# Required work
Tally up the lines below that contain the word "frames" and give the total alone.

(Data records)
☆ ☆ ☆ ☆ ☆ ☆ ☆

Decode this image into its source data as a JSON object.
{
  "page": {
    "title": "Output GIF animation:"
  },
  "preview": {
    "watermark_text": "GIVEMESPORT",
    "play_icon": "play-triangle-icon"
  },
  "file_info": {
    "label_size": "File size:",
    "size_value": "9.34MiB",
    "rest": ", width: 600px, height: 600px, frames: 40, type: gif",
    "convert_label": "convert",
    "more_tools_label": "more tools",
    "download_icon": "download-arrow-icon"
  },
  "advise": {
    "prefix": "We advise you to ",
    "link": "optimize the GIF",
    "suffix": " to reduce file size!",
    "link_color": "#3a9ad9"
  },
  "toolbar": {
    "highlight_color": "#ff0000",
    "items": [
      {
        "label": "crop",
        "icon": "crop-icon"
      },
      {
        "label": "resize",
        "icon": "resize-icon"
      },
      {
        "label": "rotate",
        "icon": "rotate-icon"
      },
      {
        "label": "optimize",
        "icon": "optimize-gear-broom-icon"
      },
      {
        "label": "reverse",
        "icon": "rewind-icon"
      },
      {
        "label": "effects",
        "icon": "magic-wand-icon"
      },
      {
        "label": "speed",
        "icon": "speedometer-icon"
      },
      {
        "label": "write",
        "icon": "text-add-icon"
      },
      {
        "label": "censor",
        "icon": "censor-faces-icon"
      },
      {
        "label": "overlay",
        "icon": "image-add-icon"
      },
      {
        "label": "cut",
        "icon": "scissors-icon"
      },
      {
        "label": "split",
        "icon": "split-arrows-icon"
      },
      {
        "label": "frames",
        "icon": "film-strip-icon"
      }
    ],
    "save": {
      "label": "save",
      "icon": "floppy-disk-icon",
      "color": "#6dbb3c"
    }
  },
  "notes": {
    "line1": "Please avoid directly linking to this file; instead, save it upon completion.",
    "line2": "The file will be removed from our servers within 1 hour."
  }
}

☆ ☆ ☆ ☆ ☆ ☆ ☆

# Response for this exercise
2